> Your task:
Your output must match the data word for word, with every line included.

> Excerpted records:
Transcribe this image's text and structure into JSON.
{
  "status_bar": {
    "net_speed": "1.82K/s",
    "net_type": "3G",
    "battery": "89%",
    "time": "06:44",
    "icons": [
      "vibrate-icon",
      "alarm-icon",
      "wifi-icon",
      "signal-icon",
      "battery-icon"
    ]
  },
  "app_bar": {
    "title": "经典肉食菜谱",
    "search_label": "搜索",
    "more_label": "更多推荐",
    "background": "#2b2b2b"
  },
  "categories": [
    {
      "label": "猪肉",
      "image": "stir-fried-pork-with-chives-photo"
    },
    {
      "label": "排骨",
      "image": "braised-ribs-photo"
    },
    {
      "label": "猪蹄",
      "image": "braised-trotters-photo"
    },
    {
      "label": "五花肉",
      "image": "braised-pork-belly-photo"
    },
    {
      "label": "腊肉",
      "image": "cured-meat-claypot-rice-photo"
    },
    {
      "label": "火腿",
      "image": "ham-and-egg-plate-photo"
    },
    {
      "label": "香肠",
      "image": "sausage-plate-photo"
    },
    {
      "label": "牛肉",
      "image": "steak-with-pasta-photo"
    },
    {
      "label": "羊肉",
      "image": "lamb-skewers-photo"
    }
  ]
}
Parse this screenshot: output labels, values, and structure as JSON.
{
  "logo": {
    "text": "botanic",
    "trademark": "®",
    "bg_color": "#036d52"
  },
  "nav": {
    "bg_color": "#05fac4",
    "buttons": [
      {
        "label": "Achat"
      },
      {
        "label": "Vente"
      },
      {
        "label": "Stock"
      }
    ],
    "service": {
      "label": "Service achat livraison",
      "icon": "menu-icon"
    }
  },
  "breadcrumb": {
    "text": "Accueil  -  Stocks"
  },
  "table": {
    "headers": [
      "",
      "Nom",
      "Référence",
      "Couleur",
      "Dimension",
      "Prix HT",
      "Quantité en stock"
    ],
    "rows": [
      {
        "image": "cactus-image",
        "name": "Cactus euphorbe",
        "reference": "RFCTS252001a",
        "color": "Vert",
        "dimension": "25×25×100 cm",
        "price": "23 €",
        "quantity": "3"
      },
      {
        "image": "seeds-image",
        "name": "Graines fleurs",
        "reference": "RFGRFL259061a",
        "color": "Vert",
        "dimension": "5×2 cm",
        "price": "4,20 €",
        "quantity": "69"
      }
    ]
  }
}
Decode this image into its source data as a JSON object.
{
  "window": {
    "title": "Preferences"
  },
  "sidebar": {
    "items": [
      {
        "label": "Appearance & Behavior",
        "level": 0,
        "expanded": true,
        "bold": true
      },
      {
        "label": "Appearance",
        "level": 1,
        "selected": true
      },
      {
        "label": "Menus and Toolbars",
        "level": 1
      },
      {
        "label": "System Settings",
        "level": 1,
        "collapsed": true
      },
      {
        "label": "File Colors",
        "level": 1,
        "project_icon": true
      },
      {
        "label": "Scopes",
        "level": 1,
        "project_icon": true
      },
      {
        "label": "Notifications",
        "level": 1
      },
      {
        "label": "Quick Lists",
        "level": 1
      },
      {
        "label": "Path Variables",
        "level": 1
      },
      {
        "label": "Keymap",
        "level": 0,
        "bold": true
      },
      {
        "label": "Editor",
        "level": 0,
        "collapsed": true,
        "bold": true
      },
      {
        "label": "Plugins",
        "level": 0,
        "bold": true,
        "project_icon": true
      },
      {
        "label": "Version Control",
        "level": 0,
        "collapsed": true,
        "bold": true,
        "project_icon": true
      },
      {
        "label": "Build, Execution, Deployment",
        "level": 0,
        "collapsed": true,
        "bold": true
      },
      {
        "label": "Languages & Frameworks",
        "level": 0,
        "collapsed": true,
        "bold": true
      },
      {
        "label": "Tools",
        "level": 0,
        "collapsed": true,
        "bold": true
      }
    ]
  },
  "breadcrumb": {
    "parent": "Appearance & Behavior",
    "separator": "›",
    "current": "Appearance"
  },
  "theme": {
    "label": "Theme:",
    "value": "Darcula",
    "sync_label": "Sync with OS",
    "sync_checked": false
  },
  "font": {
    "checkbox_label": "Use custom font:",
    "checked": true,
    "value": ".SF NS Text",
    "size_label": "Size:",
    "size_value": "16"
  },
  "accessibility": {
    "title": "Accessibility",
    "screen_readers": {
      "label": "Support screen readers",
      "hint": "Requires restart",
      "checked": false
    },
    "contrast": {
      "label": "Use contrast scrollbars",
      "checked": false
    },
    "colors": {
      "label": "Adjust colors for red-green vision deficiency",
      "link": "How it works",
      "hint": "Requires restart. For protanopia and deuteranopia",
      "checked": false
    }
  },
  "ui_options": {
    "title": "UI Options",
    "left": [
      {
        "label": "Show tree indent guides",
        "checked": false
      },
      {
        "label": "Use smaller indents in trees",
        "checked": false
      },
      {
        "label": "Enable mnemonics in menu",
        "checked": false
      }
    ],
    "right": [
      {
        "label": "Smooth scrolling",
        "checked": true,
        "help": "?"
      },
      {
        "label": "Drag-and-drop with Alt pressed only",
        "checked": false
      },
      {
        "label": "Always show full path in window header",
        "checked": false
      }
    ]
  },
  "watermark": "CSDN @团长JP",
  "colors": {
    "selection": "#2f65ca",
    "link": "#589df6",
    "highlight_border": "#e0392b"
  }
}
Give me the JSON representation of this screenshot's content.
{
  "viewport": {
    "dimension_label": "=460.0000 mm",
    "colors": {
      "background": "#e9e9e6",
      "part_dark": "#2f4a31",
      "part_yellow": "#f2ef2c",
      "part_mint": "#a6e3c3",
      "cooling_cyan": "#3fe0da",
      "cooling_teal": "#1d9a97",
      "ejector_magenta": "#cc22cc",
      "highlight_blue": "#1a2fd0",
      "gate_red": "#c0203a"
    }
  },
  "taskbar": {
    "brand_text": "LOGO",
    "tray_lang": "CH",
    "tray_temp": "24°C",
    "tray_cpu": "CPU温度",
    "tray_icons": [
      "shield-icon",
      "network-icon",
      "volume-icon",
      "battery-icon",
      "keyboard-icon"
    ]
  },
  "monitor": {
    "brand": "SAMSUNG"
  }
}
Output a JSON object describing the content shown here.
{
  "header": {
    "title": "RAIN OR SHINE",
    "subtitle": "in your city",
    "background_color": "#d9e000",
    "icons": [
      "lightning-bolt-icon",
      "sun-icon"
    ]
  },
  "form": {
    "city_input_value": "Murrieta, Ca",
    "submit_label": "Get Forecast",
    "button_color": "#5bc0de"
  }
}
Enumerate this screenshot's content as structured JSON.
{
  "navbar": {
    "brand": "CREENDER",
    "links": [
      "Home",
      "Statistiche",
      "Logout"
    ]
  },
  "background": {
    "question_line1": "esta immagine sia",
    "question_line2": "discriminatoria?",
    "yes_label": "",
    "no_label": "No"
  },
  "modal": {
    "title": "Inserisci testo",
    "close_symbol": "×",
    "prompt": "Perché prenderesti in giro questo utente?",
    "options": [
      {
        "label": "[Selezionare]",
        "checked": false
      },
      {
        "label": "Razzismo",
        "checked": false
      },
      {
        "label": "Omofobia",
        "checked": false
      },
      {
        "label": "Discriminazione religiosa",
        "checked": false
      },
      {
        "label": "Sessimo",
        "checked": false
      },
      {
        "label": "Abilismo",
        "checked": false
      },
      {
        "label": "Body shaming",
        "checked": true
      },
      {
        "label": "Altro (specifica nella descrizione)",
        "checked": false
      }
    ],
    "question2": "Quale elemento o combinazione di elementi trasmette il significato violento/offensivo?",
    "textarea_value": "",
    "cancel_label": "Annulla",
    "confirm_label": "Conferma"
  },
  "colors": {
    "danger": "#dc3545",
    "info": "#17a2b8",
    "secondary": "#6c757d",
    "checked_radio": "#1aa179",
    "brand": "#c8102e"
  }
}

> The completed task:
Transcribe this image's text and structure into JSON.
{
  "status_bar": {
    "net_speed": "1.82K/s",
    "net_type": "3G",
    "battery": "89%",
    "time": "06:44",
    "icons": [
      "vibrate-icon",
      "alarm-icon",
      "wifi-icon",
      "signal-icon",
      "battery-icon"
    ]
  },
  "app_bar": {
    "title": "经典肉食菜谱",
    "search_label": "搜索",
    "more_label": "更多推荐",
    "background": "#2b2b2b"
  },
  "categories": [
    {
      "label": "猪肉",
      "image": "stir-fried-pork-with-chives-photo"
    },
    {
      "label": "排骨",
      "image": "braised-ribs-photo"
    },
    {
      "label": "猪蹄",
      "image": "braised-trotters-photo"
    },
    {
      "label": "五花肉",
      "image": "braised-pork-belly-photo"
    },
    {
      "label": "腊肉",
      "image": "cured-meat-claypot-rice-photo"
    },
    {
      "label": "火腿",
      "image": "ham-and-egg-plate-photo"
    },
    {
      "label": "香肠",
      "image": "sausage-plate-photo"
    },
    {
      "label": "牛肉",
      "image": "steak-with-pasta-photo"
    },
    {
      "label": "羊肉",
      "image": "lamb-skewers-photo"
    }
  ]
}
Parse this screenshot: output labels, values, and structure as JSON.
{
  "logo": {
    "text": "botanic",
    "trademark": "®",
    "bg_color": "#036d52"
  },
  "nav": {
    "bg_color": "#05fac4",
    "buttons": [
      {
        "label": "Achat"
      },
      {
        "label": "Vente"
      },
      {
        "label": "Stock"
      }
    ],
    "service": {
      "label": "Service achat livraison",
      "icon": "menu-icon"
    }
  },
  "breadcrumb": {
    "text": "Accueil  -  Stocks"
  },
  "table": {
    "headers": [
      "",
      "Nom",
      "Référence",
      "Couleur",
      "Dimension",
      "Prix HT",
      "Quantité en stock"
    ],
    "rows": [
      {
        "image": "cactus-image",
        "name": "Cactus euphorbe",
        "reference": "RFCTS252001a",
        "color": "Vert",
        "dimension": "25×25×100 cm",
        "price": "23 €",
        "quantity": "3"
      },
      {
        "image": "seeds-image",
        "name": "Graines fleurs",
        "reference": "RFGRFL259061a",
        "color": "Vert",
        "dimension": "5×2 cm",
        "price": "4,20 €",
        "quantity": "69"
      }
    ]
  }
}
Decode this image into its source data as a JSON object.
{
  "window": {
    "title": "Preferences"
  },
  "sidebar": {
    "items": [
      {
        "label": "Appearance & Behavior",
        "level": 0,
        "expanded": true,
        "bold": true
      },
      {
        "label": "Appearance",
        "level": 1,
        "selected": true
      },
      {
        "label": "Menus and Toolbars",
        "level": 1
      },
      {
        "label": "System Settings",
        "level": 1,
        "collapsed": true
      },
      {
        "label": "File Colors",
        "level": 1,
        "project_icon": true
      },
      {
        "label": "Scopes",
        "level": 1,
        "project_icon": true
      },
      {
        "label": "Notifications",
        "level": 1
      },
      {
        "label": "Quick Lists",
        "level": 1
      },
      {
        "label": "Path Variables",
        "level": 1
      },
      {
        "label": "Keymap",
        "level": 0,
        "bold": true
      },
      {
        "label": "Editor",
        "level": 0,
        "collapsed": true,
        "bold": true
      },
      {
        "label": "Plugins",
        "level": 0,
        "bold": true,
        "project_icon": true
      },
      {
        "label": "Version Control",
        "level": 0,
        "collapsed": true,
        "bold": true,
        "project_icon": true
      },
      {
        "label": "Build, Execution, Deployment",
        "level": 0,
        "collapsed": true,
        "bold": true
      },
      {
        "label": "Languages & Frameworks",
        "level": 0,
        "collapsed": true,
        "bold": true
      },
      {
        "label": "Tools",
        "level": 0,
        "collapsed": true,
        "bold": true
      }
    ]
  },
  "breadcrumb": {
    "parent": "Appearance & Behavior",
    "separator": "›",
    "current": "Appearance"
  },
  "theme": {
    "label": "Theme:",
    "value": "Darcula",
    "sync_label": "Sync with OS",
    "sync_checked": false
  },
  "font": {
    "checkbox_label": "Use custom font:",
    "checked": true,
    "value": ".SF NS Text",
    "size_label": "Size:",
    "size_value": "16"
  },
  "accessibility": {
    "title": "Accessibility",
    "screen_readers": {
      "label": "Support screen readers",
      "hint": "Requires restart",
      "checked": false
    },
    "contrast": {
      "label": "Use contrast scrollbars",
      "checked": false
    },
    "colors": {
      "label": "Adjust colors for red-green vision deficiency",
      "link": "How it works",
      "hint": "Requires restart. For protanopia and deuteranopia",
      "checked": false
    }
  },
  "ui_options": {
    "title": "UI Options",
    "left": [
      {
        "label": "Show tree indent guides",
        "checked": false
      },
      {
        "label": "Use smaller indents in trees",
        "checked": false
      },
      {
        "label": "Enable mnemonics in menu",
        "checked": false
      }
    ],
    "right": [
      {
        "label": "Smooth scrolling",
        "checked": true,
        "help": "?"
      },
      {
        "label": "Drag-and-drop with Alt pressed only",
        "checked": false
      },
      {
        "label": "Always show full path in window header",
        "checked": false
      }
    ]
  },
  "watermark": "CSDN @团长JP",
  "colors": {
    "selection": "#2f65ca",
    "link": "#589df6",
    "highlight_border": "#e0392b"
  }
}
Give me the JSON representation of this screenshot's content.
{
  "viewport": {
    "dimension_label": "=460.0000 mm",
    "colors": {
      "background": "#e9e9e6",
      "part_dark": "#2f4a31",
      "part_yellow": "#f2ef2c",
      "part_mint": "#a6e3c3",
      "cooling_cyan": "#3fe0da",
      "cooling_teal": "#1d9a97",
      "ejector_magenta": "#cc22cc",
      "highlight_blue": "#1a2fd0",
      "gate_red": "#c0203a"
    }
  },
  "taskbar": {
    "brand_text": "LOGO",
    "tray_lang": "CH",
    "tray_temp": "24°C",
    "tray_cpu": "CPU温度",
    "tray_icons": [
      "shield-icon",
      "network-icon",
      "volume-icon",
      "battery-icon",
      "keyboard-icon"
    ]
  },
  "monitor": {
    "brand": "SAMSUNG"
  }
}
Output a JSON object describing the content shown here.
{
  "header": {
    "title": "RAIN OR SHINE",
    "subtitle": "in your city",
    "background_color": "#d9e000",
    "icons": [
      "lightning-bolt-icon",
      "sun-icon"
    ]
  },
  "form": {
    "city_input_value": "Murrieta, Ca",
    "submit_label": "Get Forecast",
    "button_color": "#5bc0de"
  }
}
Enumerate this screenshot's content as structured JSON.
{
  "navbar": {
    "brand": "CREENDER",
    "links": [
      "Home",
      "Statistiche",
      "Logout"
    ]
  },
  "background": {
    "question_line1": "esta immagine sia",
    "question_line2": "discriminatoria?",
    "yes_label": "",
    "no_label": "No"
  },
  "modal": {
    "title": "Inserisci testo",
    "close_symbol": "×",
    "prompt": "Perché prenderesti in giro questo utente?",
    "options": [
      {
        "label": "[Selezionare]",
        "checked": false
      },
      {
        "label": "Razzismo",
        "checked": false
      },
      {
        "label": "Omofobia",
        "checked": false
      },
      {
        "label": "Discriminazione religiosa",
        "checked": false
      },
      {
        "label": "Sessimo",
        "checked": false
      },
      {
        "label": "Abilismo",
        "checked": false
      },
      {
        "label": "Body shaming",
        "checked": true
      },
      {
        "label": "Altro (specifica nella descrizione)",
        "checked": false
      }
    ],
    "question2": "Quale elemento o combinazione di elementi trasmette il significato violento/offensivo?",
    "textarea_value": "",
    "cancel_label": "Annulla",
    "confirm_label": "Conferma"
  },
  "colors": {
    "danger": "#dc3545",
    "info": "#17a2b8",
    "secondary": "#6c757d",
    "checked_radio": "#1aa179",
    "brand": "#c8102e"
  }
}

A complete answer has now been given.